Here’s a little part of my Saturday presentation which brought some good comments and questions.
Non-fiction has changed in the last decade. Ten years ago, I could say “I want to write a book about famous fires” and six months later, Voila.
Today, there’s a teensy little problem:
You can look up fire on here and find everything you ever wanted to know, and more. There is absolutely no need to buy a book.
So, a non-fiction book today has to have a concept. Something to make it fun. Something that will make kids choose to read paper instead of screen.
It has to have 50 silly questions. Or, it has to have cartoons. Or, in the case of my new book, about blood, it has to have a side-story told in graphic novel form, about a boy slowly drawn into a society of vampires.
It has to have something.
Wikipedia limits us. We can’t create a simple collection of facts. Wikipedia challenges us, as writers, to do more, and do better.

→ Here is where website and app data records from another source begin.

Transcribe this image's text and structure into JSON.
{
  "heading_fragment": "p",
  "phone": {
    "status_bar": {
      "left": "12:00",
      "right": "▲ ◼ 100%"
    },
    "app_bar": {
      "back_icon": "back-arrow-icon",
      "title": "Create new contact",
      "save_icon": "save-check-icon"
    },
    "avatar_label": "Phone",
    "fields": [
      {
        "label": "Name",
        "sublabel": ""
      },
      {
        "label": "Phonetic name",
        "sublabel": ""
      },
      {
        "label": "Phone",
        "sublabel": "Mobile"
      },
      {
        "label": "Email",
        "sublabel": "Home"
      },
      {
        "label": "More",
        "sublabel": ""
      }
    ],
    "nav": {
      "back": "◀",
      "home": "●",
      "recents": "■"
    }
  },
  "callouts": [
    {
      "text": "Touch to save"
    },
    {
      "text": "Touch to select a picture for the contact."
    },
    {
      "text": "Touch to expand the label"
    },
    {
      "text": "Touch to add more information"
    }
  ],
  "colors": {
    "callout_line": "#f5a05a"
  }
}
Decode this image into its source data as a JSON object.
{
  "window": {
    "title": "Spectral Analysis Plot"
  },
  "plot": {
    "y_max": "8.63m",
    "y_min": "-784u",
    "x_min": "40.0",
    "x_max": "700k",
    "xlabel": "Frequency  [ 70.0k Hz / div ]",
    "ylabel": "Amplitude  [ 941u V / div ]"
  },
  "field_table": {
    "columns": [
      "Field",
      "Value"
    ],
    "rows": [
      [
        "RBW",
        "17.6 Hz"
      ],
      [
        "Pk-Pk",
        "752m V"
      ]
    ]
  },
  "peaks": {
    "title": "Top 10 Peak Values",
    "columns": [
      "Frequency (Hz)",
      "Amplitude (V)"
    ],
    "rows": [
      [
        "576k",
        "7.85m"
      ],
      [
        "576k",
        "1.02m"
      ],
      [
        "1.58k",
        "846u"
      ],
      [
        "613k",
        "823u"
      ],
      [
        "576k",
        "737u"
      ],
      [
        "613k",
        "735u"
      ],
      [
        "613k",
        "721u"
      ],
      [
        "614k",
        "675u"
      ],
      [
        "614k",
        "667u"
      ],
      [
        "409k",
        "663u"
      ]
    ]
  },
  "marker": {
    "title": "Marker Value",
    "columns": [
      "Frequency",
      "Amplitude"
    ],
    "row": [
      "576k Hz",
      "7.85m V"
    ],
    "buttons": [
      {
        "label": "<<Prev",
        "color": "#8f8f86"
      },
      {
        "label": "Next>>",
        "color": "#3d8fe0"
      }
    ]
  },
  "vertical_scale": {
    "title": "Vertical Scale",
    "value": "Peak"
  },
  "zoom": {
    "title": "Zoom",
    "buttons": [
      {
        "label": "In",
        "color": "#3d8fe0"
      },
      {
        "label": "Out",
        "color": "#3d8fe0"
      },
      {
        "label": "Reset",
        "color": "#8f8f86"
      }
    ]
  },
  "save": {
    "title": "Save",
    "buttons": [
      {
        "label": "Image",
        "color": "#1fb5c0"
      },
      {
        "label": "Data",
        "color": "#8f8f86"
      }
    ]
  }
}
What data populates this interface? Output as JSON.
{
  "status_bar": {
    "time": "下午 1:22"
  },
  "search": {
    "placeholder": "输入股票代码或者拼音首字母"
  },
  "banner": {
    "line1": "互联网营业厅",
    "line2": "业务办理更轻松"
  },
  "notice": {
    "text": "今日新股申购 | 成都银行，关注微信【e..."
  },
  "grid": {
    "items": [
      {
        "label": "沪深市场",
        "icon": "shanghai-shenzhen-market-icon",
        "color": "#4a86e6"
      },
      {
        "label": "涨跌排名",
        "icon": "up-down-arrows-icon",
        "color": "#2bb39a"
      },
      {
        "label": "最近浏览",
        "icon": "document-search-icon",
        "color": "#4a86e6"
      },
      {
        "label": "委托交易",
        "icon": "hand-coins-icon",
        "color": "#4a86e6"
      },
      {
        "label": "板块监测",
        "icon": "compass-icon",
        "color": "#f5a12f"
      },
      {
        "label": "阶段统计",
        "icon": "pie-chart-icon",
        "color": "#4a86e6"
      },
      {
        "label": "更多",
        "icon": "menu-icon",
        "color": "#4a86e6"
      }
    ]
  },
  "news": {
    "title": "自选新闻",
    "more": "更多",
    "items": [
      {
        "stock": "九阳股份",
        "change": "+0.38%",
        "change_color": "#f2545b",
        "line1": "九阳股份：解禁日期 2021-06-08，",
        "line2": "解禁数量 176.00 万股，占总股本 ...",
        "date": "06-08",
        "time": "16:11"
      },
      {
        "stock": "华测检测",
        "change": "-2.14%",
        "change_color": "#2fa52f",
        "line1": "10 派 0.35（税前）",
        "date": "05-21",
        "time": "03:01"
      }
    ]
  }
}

And it also frees us. Because all the facts are here, at the click of a mouse. We don’t have to give our readers all the information. If they’re interested, they can look it up. We just have to hook them. We have to convince them that fire is way more interesting than they ever would have guessed, looking at a list of facts.